Your sacroiliac (SI) joint is the lowest part of your back and is often the cause of lower back pain. Treating SI joint pain often involves a combination of therapies such as physical therapy and medications.

Your sacroiliac (SI) joint is located in your lower back where your spine meets your pelvis. It’s the cause of up to 25% of cases of lower back pain.

Pain in your SI joint can be sharp or dull depending on the underlying cause. Some common causes of SI joint pain include:

  • sudden injury
  • pregnancy
  • arthritis

SI joint pain often resolves with conservative treatment like physical therapy, rest, or medications. Your doctor may recommend injections, radiofrequency ablation, or surgery if other options don’t give you relief.

Read on to learn more about the treatment options for SI joint pain.

Doctors generally recommend conservative treatment options for SI joint pain before opting for more invasive treatments. A combination of treatments may help you manage your symptoms and promote healing.

Treatment options include:

Resting during the acute phase of your injury (about 1 to 3 days) may help promote healing in the joint. Extended periods of inactivity, however, aren’t recommended, as resting for too long can contribute to increased stiffness.

Activities that may aggravate your SI joint include running and any activity where you have to twist your body.

If possible, try to do gentle exercises, like walking and SI joint stretches. These activities can help keep blood flowing to the muscles in your lower back, which may help promote healing and prevent stiffness.

Medications such as nonsteroidal anti-inflammatory drugs (NSAIDs) may help you manage pain and inflammation in the 2 weeks following an SI joint injury. Medications can be combined with other treatments like rest and ice to help reduce inflammation.

Muscle relaxants may also help reduce pain in the initial stages of a SI injury by relaxing the muscles around your joint.

A type of drug called anti-tumor necrosis factor may be recommended for treating inflammation in your SI joint if the pain is caused by an autoimmune disease called ankylosing spondylitis.

Applying ice to your lower back can help reduce inflammation in the early stages after injury. Ice can be combined with rest and medications.

Heat may help reduce stiffness in the later stages of your injury. But it’s generally recommended that you avoid applying heat to your lower back during the acute phase of your injury, which lasts up to about 3 days.

Learn more about treating injuries with heat and cold.

Physical therapy can be started as early as 1 to 3 days after your injury. A physical therapist can help treat underlying problems that led to your injury and restore motion through your joint. They can also give you a custom home exercise and stretching program to prevent injury reoccurrence.

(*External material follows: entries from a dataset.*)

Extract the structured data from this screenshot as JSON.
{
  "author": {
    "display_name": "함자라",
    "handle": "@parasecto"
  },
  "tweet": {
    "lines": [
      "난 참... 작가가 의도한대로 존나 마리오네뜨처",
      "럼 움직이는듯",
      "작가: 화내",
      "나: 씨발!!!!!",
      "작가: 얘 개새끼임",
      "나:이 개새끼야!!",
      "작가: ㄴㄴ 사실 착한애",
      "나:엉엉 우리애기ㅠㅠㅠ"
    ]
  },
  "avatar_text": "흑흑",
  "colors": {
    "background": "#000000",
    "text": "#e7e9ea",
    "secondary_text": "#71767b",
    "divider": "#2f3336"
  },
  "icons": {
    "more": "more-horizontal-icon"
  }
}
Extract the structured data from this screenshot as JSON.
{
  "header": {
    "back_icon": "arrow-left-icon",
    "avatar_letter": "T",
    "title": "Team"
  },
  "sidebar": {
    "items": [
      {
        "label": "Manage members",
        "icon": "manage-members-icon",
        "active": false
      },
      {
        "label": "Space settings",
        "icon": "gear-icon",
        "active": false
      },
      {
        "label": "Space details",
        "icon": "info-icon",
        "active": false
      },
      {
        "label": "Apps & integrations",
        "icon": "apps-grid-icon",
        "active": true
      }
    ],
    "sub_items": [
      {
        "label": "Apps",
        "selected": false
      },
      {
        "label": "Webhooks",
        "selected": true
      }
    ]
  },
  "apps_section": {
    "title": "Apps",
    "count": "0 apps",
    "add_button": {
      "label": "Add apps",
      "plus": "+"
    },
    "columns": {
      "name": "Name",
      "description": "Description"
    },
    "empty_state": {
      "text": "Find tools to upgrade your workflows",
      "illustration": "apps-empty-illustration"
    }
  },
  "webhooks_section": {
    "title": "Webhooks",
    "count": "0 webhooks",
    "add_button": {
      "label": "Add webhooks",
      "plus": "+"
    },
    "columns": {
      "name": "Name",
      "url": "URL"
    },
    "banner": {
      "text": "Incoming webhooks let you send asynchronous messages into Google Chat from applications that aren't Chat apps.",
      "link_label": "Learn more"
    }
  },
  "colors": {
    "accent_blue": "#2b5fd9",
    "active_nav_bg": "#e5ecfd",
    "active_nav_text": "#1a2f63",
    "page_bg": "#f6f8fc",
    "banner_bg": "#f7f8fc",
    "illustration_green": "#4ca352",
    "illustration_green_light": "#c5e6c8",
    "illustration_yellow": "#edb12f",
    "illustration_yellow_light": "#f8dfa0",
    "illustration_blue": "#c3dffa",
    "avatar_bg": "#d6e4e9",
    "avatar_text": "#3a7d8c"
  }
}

Your physical therapy plan will likely focus on strengthening weak muscles that put extra stress on your SI joint. Muscles that are often weak in people with SI joint injuries include:

Your physical therapist may also perform certain manipulations to help relieve tight muscles around your lower back. Generally, at least five sessions are needed to decrease pain and improve function.

If conservative options aren’t effective, your doctor may recommend SI joint injections. These injections contain a mixture of corticosteroids to reduce inflammation and anesthesia to block pain.

Success rates as high as 90% have been reported. However, pain relief is temporary, and injections need to be repeated three to four times per year for continuous relief.

Doctors also sometimes perform injections as part of the diagnostic process to confirm that your pain is coming from your SI joint. If you have at least 75% pain relief from an SI injection, it could be an indication that your SI joint is the source of your pain.

Read more about the success rates of SI joint injections.

Radiofrequency ablation uses radio waves to destroy nerves that carry pain signals from your SI joint to your brain. Your doctor may recommend radiofrequency ablation if injections and more conservative options aren’t effective.

In a 2022 review, researchers found evidence that radiofrequency ablation can have benefits for chronic SI joint pain for up to 12 months, but there’s still a lack of research looking at its effectiveness for more than 12 months.

A type of surgery called spinal fusion is the last resort for SI joint pain that doesn’t respond to more conservative treatments. This procedure involves permanently fusing together your spine and pelvis. It may reduce your pain, but it also limits motion through the joint, which may cause other back problems in the future.

In a small study from 2018, researchers found an average of 73% reduction in lower back pain in 19 participants 1 year after undergoing SI joint fusion.

SI joint pain often goes away without complications when it’s caused by minor injuries or pregnancy. Pregnancy-related SI pain usually goes away within 12 months of giving birth.

Some types of arthritis that can affect the SI joint such as ankylosing spondylitis can cause long-term pain. Taking medications such as anti-tumor necrosis factor as prescribed may help minimize pain and inflammation.

SI joint pain is very common. Most people can successfully manage their pain with conservative options like physical therapy, medications, and rest.

If these treatments aren’t effective, your doctor may recommend injections or a technique called radiofrequency ablation. The last resort is a type of surgery called spinal fusion. Spinal fusion involves permanently joining together your pelvis and spine.